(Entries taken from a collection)
———

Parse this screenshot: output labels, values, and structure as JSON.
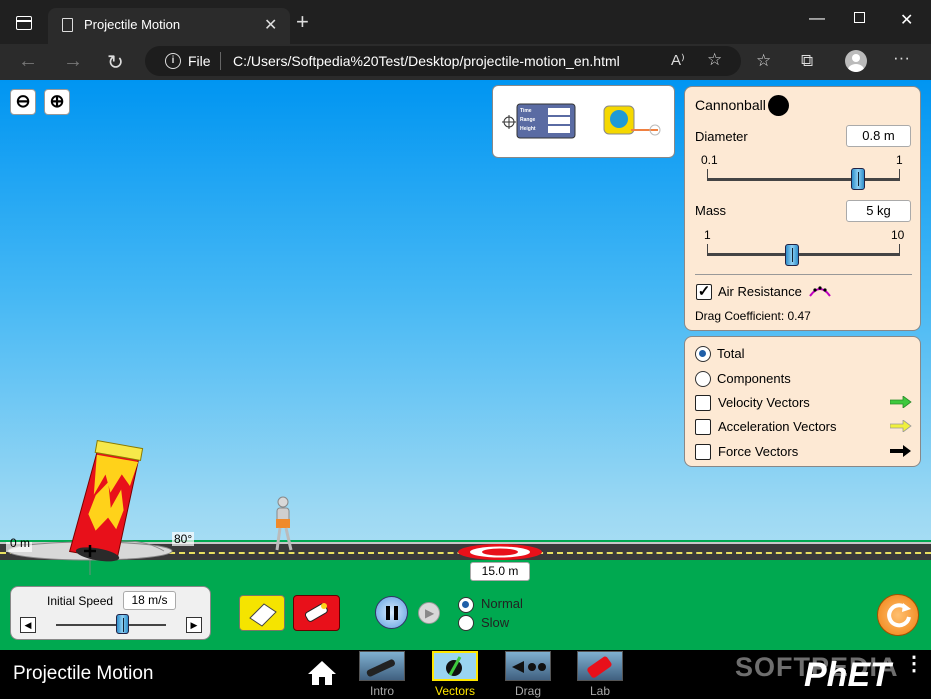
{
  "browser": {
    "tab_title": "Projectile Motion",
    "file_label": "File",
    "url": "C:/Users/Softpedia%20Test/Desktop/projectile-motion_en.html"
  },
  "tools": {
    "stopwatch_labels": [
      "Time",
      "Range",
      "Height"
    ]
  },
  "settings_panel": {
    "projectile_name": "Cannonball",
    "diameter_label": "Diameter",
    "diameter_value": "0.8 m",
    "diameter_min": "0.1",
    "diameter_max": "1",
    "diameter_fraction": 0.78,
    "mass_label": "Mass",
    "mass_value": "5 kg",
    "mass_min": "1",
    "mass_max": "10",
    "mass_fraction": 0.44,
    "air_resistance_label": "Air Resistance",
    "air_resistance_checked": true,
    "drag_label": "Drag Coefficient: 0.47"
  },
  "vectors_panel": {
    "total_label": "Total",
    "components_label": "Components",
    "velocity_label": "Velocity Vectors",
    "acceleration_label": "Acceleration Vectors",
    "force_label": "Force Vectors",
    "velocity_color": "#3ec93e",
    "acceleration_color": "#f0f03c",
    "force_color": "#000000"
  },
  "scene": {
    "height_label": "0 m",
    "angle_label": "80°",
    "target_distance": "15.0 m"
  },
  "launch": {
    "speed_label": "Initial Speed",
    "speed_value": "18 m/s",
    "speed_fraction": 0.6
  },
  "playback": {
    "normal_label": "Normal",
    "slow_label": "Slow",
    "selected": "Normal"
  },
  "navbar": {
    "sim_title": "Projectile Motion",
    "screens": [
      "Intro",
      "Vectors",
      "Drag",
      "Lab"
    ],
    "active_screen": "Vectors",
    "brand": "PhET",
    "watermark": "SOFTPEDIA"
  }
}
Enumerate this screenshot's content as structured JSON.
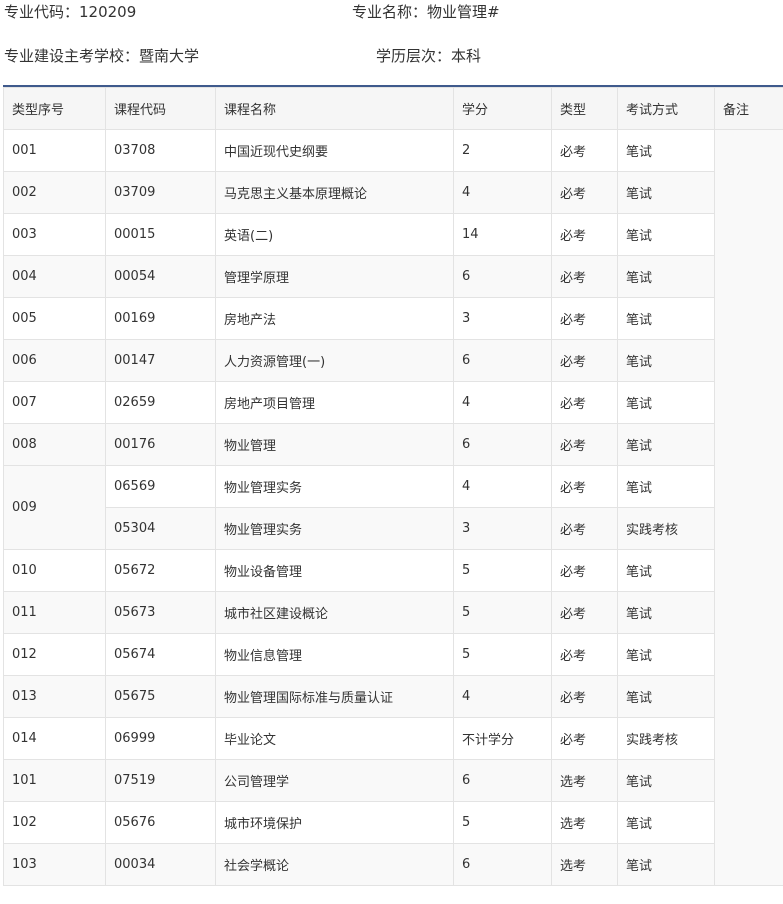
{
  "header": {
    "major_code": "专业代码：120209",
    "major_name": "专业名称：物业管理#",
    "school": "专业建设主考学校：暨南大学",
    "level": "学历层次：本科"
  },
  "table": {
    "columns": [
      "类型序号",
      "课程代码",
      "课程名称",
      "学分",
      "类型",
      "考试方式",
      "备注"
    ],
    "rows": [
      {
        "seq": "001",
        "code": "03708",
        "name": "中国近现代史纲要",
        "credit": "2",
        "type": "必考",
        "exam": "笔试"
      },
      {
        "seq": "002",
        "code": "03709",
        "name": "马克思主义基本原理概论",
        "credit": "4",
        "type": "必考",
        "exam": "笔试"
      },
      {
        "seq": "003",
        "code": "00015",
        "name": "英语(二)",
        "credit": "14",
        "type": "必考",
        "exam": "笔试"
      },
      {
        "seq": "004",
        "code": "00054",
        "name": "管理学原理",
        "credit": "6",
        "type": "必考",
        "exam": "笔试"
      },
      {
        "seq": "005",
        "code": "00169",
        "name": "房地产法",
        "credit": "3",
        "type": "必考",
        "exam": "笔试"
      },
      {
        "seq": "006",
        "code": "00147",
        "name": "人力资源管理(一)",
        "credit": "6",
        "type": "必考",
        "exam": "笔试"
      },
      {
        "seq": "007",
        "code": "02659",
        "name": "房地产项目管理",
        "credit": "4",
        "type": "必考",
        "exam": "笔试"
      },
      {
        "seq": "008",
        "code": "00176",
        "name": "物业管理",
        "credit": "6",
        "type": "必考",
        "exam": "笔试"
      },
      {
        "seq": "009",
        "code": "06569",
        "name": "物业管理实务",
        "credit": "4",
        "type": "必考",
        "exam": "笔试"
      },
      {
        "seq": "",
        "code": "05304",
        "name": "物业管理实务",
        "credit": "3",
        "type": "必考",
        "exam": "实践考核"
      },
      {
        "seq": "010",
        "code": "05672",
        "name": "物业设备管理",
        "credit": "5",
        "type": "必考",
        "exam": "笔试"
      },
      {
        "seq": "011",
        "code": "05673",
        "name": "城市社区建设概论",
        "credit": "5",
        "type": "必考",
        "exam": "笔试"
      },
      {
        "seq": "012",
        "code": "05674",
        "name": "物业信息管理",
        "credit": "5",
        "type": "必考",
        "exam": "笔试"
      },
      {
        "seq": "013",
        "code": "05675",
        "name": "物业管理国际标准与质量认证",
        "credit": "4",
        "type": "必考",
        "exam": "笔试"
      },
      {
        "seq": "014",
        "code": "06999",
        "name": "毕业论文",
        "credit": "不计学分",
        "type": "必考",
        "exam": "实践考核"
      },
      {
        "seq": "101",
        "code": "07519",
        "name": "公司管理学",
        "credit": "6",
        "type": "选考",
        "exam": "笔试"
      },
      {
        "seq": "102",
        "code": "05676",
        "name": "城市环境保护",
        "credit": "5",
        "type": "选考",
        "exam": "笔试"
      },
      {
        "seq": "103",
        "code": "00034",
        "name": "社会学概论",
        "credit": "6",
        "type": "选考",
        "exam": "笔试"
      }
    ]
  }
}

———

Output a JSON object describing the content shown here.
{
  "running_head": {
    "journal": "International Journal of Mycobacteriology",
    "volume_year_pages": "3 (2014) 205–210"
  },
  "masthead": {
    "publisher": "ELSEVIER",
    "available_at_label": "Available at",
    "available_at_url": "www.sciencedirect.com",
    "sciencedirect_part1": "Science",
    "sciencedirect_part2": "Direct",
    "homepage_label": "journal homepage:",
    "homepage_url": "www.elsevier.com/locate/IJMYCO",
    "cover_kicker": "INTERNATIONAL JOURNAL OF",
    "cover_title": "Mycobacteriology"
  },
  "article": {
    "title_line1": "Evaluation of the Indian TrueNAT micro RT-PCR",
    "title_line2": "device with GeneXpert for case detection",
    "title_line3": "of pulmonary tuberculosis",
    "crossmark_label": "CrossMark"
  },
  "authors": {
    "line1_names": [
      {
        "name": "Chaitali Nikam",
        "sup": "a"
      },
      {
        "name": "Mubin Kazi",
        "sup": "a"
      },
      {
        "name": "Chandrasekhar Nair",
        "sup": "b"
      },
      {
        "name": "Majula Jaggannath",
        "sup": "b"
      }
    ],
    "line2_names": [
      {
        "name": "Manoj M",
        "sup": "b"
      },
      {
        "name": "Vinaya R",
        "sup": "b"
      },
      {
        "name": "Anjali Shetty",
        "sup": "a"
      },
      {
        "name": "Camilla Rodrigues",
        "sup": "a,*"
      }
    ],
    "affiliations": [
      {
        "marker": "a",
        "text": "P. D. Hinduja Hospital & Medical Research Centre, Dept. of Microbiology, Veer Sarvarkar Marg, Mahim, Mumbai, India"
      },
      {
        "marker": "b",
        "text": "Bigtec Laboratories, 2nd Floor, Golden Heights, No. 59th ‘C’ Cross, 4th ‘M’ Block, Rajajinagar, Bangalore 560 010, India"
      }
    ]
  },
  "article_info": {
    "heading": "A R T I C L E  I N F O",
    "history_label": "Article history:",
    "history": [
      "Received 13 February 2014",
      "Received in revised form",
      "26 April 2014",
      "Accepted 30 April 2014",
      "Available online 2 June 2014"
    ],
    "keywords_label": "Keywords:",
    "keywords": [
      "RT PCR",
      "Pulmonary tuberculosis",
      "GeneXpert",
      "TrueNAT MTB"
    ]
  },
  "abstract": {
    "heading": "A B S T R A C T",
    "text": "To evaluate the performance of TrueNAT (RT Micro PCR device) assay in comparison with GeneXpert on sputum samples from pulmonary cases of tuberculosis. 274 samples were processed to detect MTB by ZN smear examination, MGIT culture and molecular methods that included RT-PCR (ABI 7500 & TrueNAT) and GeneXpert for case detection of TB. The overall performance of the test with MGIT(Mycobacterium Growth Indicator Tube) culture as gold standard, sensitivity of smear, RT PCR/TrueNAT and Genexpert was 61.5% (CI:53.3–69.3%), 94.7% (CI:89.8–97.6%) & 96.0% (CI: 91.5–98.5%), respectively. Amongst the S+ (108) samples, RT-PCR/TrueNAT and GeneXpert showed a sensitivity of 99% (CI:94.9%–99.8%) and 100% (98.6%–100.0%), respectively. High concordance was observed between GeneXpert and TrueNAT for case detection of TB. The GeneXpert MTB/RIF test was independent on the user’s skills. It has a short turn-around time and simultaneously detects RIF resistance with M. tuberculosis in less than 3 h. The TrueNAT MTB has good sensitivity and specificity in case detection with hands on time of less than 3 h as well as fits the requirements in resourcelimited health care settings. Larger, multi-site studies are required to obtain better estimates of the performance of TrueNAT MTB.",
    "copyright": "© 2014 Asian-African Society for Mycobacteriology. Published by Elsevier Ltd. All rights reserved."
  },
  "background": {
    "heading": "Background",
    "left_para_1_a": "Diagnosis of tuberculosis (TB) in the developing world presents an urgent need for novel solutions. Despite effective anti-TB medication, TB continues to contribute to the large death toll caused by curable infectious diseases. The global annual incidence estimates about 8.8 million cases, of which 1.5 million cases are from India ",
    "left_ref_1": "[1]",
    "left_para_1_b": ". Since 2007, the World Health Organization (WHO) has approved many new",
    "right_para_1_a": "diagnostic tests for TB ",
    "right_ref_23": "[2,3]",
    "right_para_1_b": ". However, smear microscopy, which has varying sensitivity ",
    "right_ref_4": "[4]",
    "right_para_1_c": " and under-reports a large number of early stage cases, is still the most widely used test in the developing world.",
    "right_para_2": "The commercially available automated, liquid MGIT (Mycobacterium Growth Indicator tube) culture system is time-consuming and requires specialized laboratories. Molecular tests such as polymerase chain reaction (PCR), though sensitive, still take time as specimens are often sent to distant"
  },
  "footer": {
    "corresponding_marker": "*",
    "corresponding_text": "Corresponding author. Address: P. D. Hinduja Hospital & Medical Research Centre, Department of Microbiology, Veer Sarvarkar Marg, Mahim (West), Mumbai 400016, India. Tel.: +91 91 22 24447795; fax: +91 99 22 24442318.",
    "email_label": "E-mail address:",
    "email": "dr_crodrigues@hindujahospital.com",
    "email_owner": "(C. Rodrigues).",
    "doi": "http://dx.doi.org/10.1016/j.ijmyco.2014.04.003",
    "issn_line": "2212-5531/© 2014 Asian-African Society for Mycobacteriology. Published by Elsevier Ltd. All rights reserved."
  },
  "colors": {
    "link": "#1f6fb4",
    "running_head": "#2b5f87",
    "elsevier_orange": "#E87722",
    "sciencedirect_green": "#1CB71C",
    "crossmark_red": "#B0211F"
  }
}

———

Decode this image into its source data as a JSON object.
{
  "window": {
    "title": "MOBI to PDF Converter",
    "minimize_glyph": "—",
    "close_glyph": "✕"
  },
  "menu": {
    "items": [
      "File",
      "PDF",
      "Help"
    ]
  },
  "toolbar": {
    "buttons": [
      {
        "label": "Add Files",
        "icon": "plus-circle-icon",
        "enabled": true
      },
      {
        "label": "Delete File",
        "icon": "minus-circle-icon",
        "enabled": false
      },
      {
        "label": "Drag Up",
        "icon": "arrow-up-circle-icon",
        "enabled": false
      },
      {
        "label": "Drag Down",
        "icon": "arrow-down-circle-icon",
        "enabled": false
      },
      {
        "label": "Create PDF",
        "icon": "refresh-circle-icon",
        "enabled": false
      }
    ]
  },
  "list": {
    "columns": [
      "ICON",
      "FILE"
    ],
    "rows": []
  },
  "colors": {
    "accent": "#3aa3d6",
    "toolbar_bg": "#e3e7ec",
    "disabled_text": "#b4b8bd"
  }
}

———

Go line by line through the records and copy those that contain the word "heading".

    "heading": "A R T I C L E  I N F O",
    "heading": "A B S T R A C T",
    "heading": "Background",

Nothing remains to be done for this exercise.